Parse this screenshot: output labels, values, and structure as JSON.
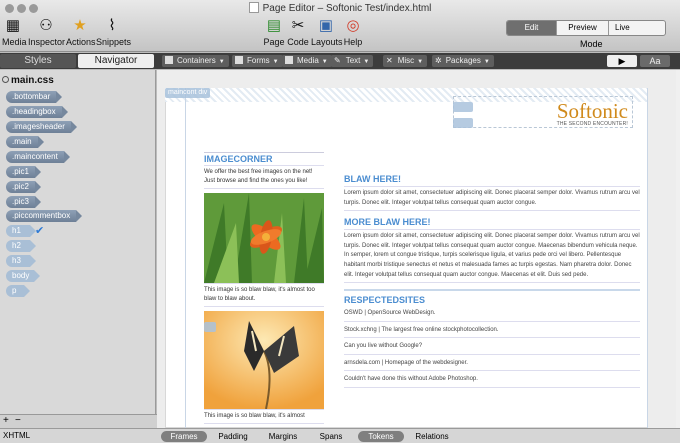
{
  "window": {
    "title": "Page Editor – Softonic Test/index.html"
  },
  "toolbar_left": [
    {
      "label": "Media",
      "icon": "media-icon"
    },
    {
      "label": "Inspector",
      "icon": "binoculars-icon"
    },
    {
      "label": "Actions",
      "icon": "star-icon"
    },
    {
      "label": "Snippets",
      "icon": "paperclip-icon"
    }
  ],
  "toolbar_center": [
    {
      "label": "Page",
      "icon": "page-icon"
    },
    {
      "label": "Code",
      "icon": "code-icon"
    },
    {
      "label": "Layouts",
      "icon": "layouts-icon"
    },
    {
      "label": "Help",
      "icon": "lifebuoy-icon"
    }
  ],
  "mode": {
    "label": "Mode",
    "options": [
      "Edit",
      "Preview",
      "Live Preview"
    ],
    "selected": "Edit"
  },
  "panel_tabs": [
    "Styles",
    "Navigator"
  ],
  "palettes": [
    "Containers",
    "Forms",
    "Media",
    "Text",
    "Misc",
    "Packages"
  ],
  "tools": {
    "pointer": "▶",
    "text": "Aa"
  },
  "stylesheet": {
    "file": "main.css",
    "selectors": [
      ".bottombar",
      ".headingbox",
      ".imagesheader",
      ".main",
      ".maincontent",
      ".pic1",
      ".pic2",
      ".pic3",
      ".piccommentbox",
      "h1",
      "h2",
      "h3",
      "body",
      "p"
    ],
    "checked": "h1"
  },
  "sidebar_footer": {
    "add": "+",
    "remove": "−"
  },
  "statusbar": {
    "format": "XHTML",
    "buttons": [
      "Frames",
      "Padding",
      "Margins",
      "Spans",
      "Tokens",
      "Relations"
    ],
    "active": [
      "Frames",
      "Tokens"
    ]
  },
  "page": {
    "main_tag": "maincont div",
    "logo": {
      "name": "Softonic",
      "tagline": "THE SECOND ENCOUNTER!"
    },
    "left": {
      "heading": "IMAGECORNER",
      "intro": "We offer the best free images on the net! Just browse and find the ones you like!",
      "caption1": "This image is so blaw blaw, it's almost too blaw to blaw about.",
      "caption2": "This image is so blaw blaw, it's almost"
    },
    "right": {
      "h1": "BLAW HERE!",
      "p1": "Lorem ipsum dolor sit amet, consectetuer adipiscing elit. Donec placerat semper dolor. Vivamus rutrum arcu vel turpis. Donec elit. Integer volutpat tellus consequat quam auctor congue.",
      "h2": "MORE BLAW HERE!",
      "p2": "Lorem ipsum dolor sit amet, consectetuer adipiscing elit. Donec placerat semper dolor. Vivamus rutrum arcu vel turpis. Donec elit. Integer volutpat tellus consequat quam auctor congue. Maecenas bibendum vehicula neque. In semper, lorem ut congue tristique, turpis scelerisque ligula, et varius pede orci vel libero. Pellentesque habitant morbi tristique senectus et netus et malesuada fames ac turpis egestas. Nam pharetra dolor. Donec elit. Integer volutpat tellus consequat quam auctor congue. Maecenas et elit. Duis sed pede.",
      "links_heading": "RESPECTEDSITES",
      "links": [
        "OSWD | OpenSource WebDesign.",
        "Stock.xchng | The largest free online stockphotocollection.",
        "Can you live without Google?",
        "arnsdela.com | Homepage of the webdesigner.",
        "Couldn't have done this without Adobe Photoshop."
      ]
    }
  }
}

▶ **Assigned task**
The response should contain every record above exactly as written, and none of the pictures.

▶ **Answer for the task**
Parse this screenshot: output labels, values, and structure as JSON.
{
  "window": {
    "title": "Page Editor – Softonic Test/index.html"
  },
  "toolbar_left": [
    {
      "label": "Media",
      "icon": "media-icon"
    },
    {
      "label": "Inspector",
      "icon": "binoculars-icon"
    },
    {
      "label": "Actions",
      "icon": "star-icon"
    },
    {
      "label": "Snippets",
      "icon": "paperclip-icon"
    }
  ],
  "toolbar_center": [
    {
      "label": "Page",
      "icon": "page-icon"
    },
    {
      "label": "Code",
      "icon": "code-icon"
    },
    {
      "label": "Layouts",
      "icon": "layouts-icon"
    },
    {
      "label": "Help",
      "icon": "lifebuoy-icon"
    }
  ],
  "mode": {
    "label": "Mode",
    "options": [
      "Edit",
      "Preview",
      "Live Preview"
    ],
    "selected": "Edit"
  },
  "panel_tabs": [
    "Styles",
    "Navigator"
  ],
  "palettes": [
    "Containers",
    "Forms",
    "Media",
    "Text",
    "Misc",
    "Packages"
  ],
  "tools": {
    "pointer": "▶",
    "text": "Aa"
  },
  "stylesheet": {
    "file": "main.css",
    "selectors": [
      ".bottombar",
      ".headingbox",
      ".imagesheader",
      ".main",
      ".maincontent",
      ".pic1",
      ".pic2",
      ".pic3",
      ".piccommentbox",
      "h1",
      "h2",
      "h3",
      "body",
      "p"
    ],
    "checked": "h1"
  },
  "sidebar_footer": {
    "add": "+",
    "remove": "−"
  },
  "statusbar": {
    "format": "XHTML",
    "buttons": [
      "Frames",
      "Padding",
      "Margins",
      "Spans",
      "Tokens",
      "Relations"
    ],
    "active": [
      "Frames",
      "Tokens"
    ]
  },
  "page": {
    "main_tag": "maincont div",
    "logo": {
      "name": "Softonic",
      "tagline": "THE SECOND ENCOUNTER!"
    },
    "left": {
      "heading": "IMAGECORNER",
      "intro": "We offer the best free images on the net! Just browse and find the ones you like!",
      "caption1": "This image is so blaw blaw, it's almost too blaw to blaw about.",
      "caption2": "This image is so blaw blaw, it's almost"
    },
    "right": {
      "h1": "BLAW HERE!",
      "p1": "Lorem ipsum dolor sit amet, consectetuer adipiscing elit. Donec placerat semper dolor. Vivamus rutrum arcu vel turpis. Donec elit. Integer volutpat tellus consequat quam auctor congue.",
      "h2": "MORE BLAW HERE!",
      "p2": "Lorem ipsum dolor sit amet, consectetuer adipiscing elit. Donec placerat semper dolor. Vivamus rutrum arcu vel turpis. Donec elit. Integer volutpat tellus consequat quam auctor congue. Maecenas bibendum vehicula neque. In semper, lorem ut congue tristique, turpis scelerisque ligula, et varius pede orci vel libero. Pellentesque habitant morbi tristique senectus et netus et malesuada fames ac turpis egestas. Nam pharetra dolor. Donec elit. Integer volutpat tellus consequat quam auctor congue. Maecenas et elit. Duis sed pede.",
      "links_heading": "RESPECTEDSITES",
      "links": [
        "OSWD | OpenSource WebDesign.",
        "Stock.xchng | The largest free online stockphotocollection.",
        "Can you live without Google?",
        "arnsdela.com | Homepage of the webdesigner.",
        "Couldn't have done this without Adobe Photoshop."
      ]
    }
  }
}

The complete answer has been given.